**PROBLEM STATEMENT**
Reproduce every record exactly.

**Website and app data records**
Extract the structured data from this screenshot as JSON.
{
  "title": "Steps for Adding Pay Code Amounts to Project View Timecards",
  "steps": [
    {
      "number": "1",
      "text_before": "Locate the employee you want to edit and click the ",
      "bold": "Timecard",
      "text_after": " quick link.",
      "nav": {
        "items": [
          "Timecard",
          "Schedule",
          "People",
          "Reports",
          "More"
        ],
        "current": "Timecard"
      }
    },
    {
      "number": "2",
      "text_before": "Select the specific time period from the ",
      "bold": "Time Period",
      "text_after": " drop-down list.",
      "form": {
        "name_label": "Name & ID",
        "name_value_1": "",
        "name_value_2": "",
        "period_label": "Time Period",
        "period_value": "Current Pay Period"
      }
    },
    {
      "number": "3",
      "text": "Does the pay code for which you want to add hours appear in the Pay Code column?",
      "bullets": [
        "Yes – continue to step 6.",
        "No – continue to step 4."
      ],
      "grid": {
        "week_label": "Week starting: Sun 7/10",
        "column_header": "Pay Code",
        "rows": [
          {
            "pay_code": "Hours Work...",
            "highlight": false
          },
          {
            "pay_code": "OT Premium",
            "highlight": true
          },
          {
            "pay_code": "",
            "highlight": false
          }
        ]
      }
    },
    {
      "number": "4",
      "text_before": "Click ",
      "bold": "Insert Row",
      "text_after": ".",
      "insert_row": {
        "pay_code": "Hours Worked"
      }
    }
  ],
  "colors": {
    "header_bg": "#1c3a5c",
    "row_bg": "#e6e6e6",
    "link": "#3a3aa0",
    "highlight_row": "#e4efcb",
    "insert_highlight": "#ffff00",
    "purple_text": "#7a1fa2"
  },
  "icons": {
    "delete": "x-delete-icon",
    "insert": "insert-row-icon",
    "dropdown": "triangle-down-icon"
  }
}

**SOLUTION FOR THIS PROBLEM**
Extract the structured data from this screenshot as JSON.
{
  "title": "Steps for Adding Pay Code Amounts to Project View Timecards",
  "steps": [
    {
      "number": "1",
      "text_before": "Locate the employee you want to edit and click the ",
      "bold": "Timecard",
      "text_after": " quick link.",
      "nav": {
        "items": [
          "Timecard",
          "Schedule",
          "People",
          "Reports",
          "More"
        ],
        "current": "Timecard"
      }
    },
    {
      "number": "2",
      "text_before": "Select the specific time period from the ",
      "bold": "Time Period",
      "text_after": " drop-down list.",
      "form": {
        "name_label": "Name & ID",
        "name_value_1": "",
        "name_value_2": "",
        "period_label": "Time Period",
        "period_value": "Current Pay Period"
      }
    },
    {
      "number": "3",
      "text": "Does the pay code for which you want to add hours appear in the Pay Code column?",
      "bullets": [
        "Yes – continue to step 6.",
        "No – continue to step 4."
      ],
      "grid": {
        "week_label": "Week starting: Sun 7/10",
        "column_header": "Pay Code",
        "rows": [
          {
            "pay_code": "Hours Work...",
            "highlight": false
          },
          {
            "pay_code": "OT Premium",
            "highlight": true
          },
          {
            "pay_code": "",
            "highlight": false
          }
        ]
      }
    },
    {
      "number": "4",
      "text_before": "Click ",
      "bold": "Insert Row",
      "text_after": ".",
      "insert_row": {
        "pay_code": "Hours Worked"
      }
    }
  ],
  "colors": {
    "header_bg": "#1c3a5c",
    "row_bg": "#e6e6e6",
    "link": "#3a3aa0",
    "highlight_row": "#e4efcb",
    "insert_highlight": "#ffff00",
    "purple_text": "#7a1fa2"
  },
  "icons": {
    "delete": "x-delete-icon",
    "insert": "insert-row-icon",
    "dropdown": "triangle-down-icon"
  }
}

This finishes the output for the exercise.